Remember: It's Not Cruel and Unusual if It's Onstage. If you were locked up in prison, what would be tops on your wish list to help pass the time? A little mid-century absurdist theater, of course! The Nation guide informs us that a Minneapolis group called "Ten Thousand Things Theater" is dedicated to visiting unsuspecting inmates, upon whom the actors proceed to inflict Lorca, Beckett and Brecht. Try to picture what would have happened to Johnny Cash at Folsom Prison if he had taken the stage and said: "Hello, I'm here to read y'all a little Ionesco . . ."
Advance the Hilarity of Earnestness. The 1925 Soviet agitprop film "The Battleship Potemkin," we learn, is "electrifying," though it was "more popular in export than at home." You mean the people who actually lived under Soviet Communism weren't as thrilled with the movie as were Greenwich Village cineastes? Must have been the popcorn.
Demolish the Genocidal Imperialist Warmongering Neocon Cabal. With Puppets. "In the Heart of the Beast Puppet and Mask Theater." "Bread & Puppet Theater." "Spiral Q Puppet Theater." What is it with the left and puppets? It's like they think Marxism is cuter with a forearm coming out of its furry backside. Say what you want about Paul Wolfowitz, but at least when he advocated pre-emptive action against rogue states, he didn't do it in the voice of Miss Piggy.
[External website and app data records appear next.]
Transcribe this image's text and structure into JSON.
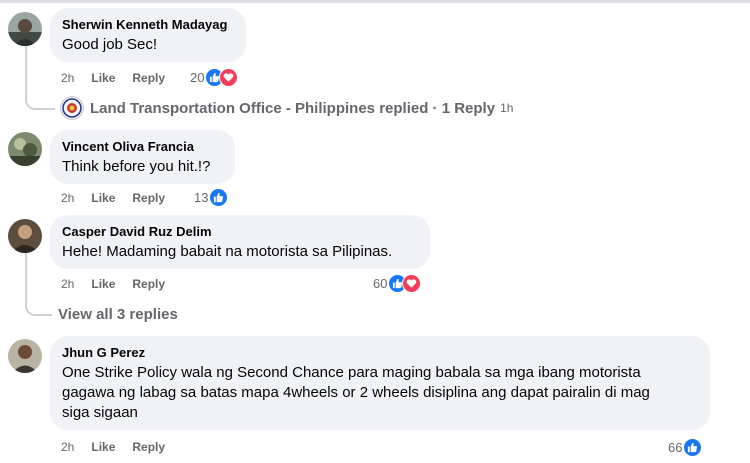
{
  "comments": [
    {
      "author": "Sherwin Kenneth Madayag",
      "text": "Good job Sec!",
      "time": "2h",
      "like_label": "Like",
      "reply_label": "Reply",
      "reaction_count": "20",
      "reactions": [
        "like-icon",
        "love-icon"
      ],
      "reply_preview": {
        "label": "Land Transportation Office - Philippines replied · 1 Reply",
        "time": "1h"
      }
    },
    {
      "author": "Vincent Oliva Francia",
      "text": "Think before you hit.!?",
      "time": "2h",
      "like_label": "Like",
      "reply_label": "Reply",
      "reaction_count": "13",
      "reactions": [
        "like-icon"
      ]
    },
    {
      "author": "Casper David Ruz Delim",
      "text": "Hehe! Madaming babait na motorista sa Pilipinas.",
      "time": "2h",
      "like_label": "Like",
      "reply_label": "Reply",
      "reaction_count": "60",
      "reactions": [
        "like-icon",
        "love-icon"
      ],
      "view_replies": "View all 3 replies"
    },
    {
      "author": "Jhun G Perez",
      "text_lines": [
        "One Strike Policy wala ng Second Chance para maging babala sa mga ibang motorista",
        "gagawa ng labag sa batas mapa 4wheels or 2 wheels disiplina ang dapat pairalin di mag",
        "siga sigaan"
      ],
      "time": "2h",
      "like_label": "Like",
      "reply_label": "Reply",
      "reaction_count": "66",
      "reactions": [
        "like-icon"
      ]
    }
  ],
  "colors": {
    "bubble": "#f0f2f5",
    "like_blue": "#1877f2",
    "love_red": "#f33e58",
    "meta_gray": "#65676b"
  }
}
Fight the Power -- Buy Retail. The Nation guide recommends a bookstore in Madison, Wis., by saying: "George W. Bush, Dick Cheney and Donald Rumsfeld do not want you to shop at Rainbow Bookstore Cooperative." Yeah, remember that clerk, Dylan, the guy who was named Rainbow employee of the month last June? He's in Gitmo now.